Bird's nest ferns (Asplenium spp.) support large numbers of invertebrates, including centipedes. As top invertebrate predators, centipedes drive ecosystem function, for example, by regulating decomposer populations, but we know little of their ecology in forest canopies. We provide the first detailed observations of the diversity and structure of the centipede communities of bird's nest ferns, revealing the importance of these epiphytes as nurseries for centipedes. We collected 305 centipedes equating to ˜11,300 mg of centipede biomass from 44 bird's nest ferns (22 of which were from the high canopy and 22 from the low canopy) in primary tropical rainforest in Sabah, Malaysian Borneo.
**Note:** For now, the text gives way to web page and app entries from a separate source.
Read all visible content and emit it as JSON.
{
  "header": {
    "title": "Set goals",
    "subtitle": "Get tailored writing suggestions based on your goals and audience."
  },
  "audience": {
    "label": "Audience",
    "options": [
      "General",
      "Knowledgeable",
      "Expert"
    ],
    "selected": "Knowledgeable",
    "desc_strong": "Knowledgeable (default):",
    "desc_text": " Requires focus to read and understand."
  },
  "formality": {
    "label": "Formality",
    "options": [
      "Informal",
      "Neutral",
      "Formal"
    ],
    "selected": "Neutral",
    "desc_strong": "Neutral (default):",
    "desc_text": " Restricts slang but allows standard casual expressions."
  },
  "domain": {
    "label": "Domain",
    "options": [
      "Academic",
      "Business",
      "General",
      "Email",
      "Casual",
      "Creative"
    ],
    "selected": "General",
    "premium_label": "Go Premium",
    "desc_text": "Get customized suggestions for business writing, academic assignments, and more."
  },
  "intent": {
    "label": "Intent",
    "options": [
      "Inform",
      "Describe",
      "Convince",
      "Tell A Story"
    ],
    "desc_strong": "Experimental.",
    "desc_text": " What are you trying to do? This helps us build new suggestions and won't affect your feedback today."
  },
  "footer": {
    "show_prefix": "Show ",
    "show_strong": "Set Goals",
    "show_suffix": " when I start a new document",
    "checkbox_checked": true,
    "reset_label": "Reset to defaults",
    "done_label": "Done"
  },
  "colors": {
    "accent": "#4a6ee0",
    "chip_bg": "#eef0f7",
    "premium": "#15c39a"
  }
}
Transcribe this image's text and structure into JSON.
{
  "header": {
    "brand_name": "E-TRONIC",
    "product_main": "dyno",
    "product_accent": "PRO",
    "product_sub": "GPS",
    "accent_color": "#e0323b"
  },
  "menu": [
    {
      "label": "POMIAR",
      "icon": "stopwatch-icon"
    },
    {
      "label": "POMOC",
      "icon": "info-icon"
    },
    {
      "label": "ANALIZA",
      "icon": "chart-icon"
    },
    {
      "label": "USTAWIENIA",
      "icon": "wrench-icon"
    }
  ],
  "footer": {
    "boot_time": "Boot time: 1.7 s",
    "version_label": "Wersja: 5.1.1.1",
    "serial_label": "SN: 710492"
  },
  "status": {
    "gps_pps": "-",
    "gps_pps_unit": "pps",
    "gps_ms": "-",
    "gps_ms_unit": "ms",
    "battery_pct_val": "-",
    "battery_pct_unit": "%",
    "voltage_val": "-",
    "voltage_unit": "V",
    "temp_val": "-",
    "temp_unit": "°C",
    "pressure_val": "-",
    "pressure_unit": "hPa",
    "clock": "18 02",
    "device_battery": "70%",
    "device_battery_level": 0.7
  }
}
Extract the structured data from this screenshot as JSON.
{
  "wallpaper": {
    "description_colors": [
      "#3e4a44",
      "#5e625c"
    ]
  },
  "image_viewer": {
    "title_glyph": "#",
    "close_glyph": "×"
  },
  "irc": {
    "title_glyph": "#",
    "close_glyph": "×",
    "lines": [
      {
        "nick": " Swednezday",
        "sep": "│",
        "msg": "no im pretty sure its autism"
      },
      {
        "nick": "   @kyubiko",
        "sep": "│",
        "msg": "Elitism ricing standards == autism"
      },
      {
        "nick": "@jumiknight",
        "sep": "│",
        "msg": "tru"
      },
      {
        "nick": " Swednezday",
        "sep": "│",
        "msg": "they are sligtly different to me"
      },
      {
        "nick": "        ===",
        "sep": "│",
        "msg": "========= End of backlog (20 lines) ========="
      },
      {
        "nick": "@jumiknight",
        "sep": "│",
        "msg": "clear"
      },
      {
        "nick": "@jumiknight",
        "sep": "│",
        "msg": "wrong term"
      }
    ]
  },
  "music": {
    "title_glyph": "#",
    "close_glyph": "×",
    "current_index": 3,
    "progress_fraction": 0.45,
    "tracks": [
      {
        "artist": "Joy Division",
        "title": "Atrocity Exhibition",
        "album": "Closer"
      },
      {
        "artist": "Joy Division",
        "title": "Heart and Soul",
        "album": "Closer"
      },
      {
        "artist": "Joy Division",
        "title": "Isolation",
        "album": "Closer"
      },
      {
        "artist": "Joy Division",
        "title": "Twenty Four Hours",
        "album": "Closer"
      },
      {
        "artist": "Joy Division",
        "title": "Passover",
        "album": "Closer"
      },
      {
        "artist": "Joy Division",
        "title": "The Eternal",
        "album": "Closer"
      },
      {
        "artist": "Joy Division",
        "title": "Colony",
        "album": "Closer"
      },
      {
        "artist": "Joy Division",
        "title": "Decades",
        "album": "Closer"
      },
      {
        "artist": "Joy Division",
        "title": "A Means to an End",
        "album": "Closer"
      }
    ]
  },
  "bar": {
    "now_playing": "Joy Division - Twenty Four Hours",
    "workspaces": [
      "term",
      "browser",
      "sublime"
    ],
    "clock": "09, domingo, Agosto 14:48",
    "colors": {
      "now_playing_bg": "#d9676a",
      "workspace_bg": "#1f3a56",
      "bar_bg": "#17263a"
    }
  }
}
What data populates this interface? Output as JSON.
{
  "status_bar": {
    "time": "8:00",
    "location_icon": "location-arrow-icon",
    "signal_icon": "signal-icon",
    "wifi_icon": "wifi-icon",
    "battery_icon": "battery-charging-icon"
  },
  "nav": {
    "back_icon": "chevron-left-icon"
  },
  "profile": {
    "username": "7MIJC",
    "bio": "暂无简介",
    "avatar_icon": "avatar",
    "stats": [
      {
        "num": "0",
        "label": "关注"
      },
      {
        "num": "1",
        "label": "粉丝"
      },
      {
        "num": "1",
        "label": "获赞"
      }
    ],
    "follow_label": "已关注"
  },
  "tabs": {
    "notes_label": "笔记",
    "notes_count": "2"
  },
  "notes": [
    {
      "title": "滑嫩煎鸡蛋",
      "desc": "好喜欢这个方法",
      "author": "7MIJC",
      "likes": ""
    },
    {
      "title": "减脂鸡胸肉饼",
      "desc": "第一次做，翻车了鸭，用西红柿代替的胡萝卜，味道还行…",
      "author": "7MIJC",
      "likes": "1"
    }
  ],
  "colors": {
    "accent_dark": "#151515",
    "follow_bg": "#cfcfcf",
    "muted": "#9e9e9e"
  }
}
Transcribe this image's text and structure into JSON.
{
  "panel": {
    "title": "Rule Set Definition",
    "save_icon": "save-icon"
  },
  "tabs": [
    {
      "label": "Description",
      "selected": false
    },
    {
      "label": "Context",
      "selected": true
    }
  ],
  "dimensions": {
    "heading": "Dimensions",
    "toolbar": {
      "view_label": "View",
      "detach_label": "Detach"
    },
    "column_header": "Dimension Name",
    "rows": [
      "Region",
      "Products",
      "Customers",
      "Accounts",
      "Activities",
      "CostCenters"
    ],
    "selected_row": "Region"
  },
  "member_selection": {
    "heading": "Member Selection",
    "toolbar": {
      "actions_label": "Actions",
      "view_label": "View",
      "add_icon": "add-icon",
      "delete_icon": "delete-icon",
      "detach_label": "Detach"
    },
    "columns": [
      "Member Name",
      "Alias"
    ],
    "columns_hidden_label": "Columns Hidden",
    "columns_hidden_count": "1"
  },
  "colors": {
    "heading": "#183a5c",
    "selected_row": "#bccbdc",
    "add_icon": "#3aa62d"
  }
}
Most abundant were the Scolopendromorpha (n = 227 individuals), followed by the Geophilomorpha (n = 59), Lithobiomorpha (n = 14), and Scutigeromorpha (n = 5). Although we observed very little overlap in species between the forest strata, scolopendromorph centipedes dominated throughout the canopy. Null model analysis revealed no significant competitive interactions; on the contrary, we observed centipedes sharing nest sites within the ferns on three of the ten occasions that we found nests. All nests belonged to centipedes of the family Scolopendridae, which are typically aggressive, and usually show negative spatial association. This study reveals a diverse community of canopy centipedes, providing further evidence of the importance of bird's nest ferns to a wide range of animals, many of which use the ferns at critical life stages. Future conservation strategies should regard these ubiquitous epiphytes as umbrella species and protect them accordingly in landscape management decisions.
Phillips, J., Chung, A. Y. C., Edgecombe, G. D., & Ellwood, F. (2020). Bird's nest ferns promote resource sharing by centipedes. Biotropica, 52(2), 335-344. https://doi.org/10.1111/btp.12713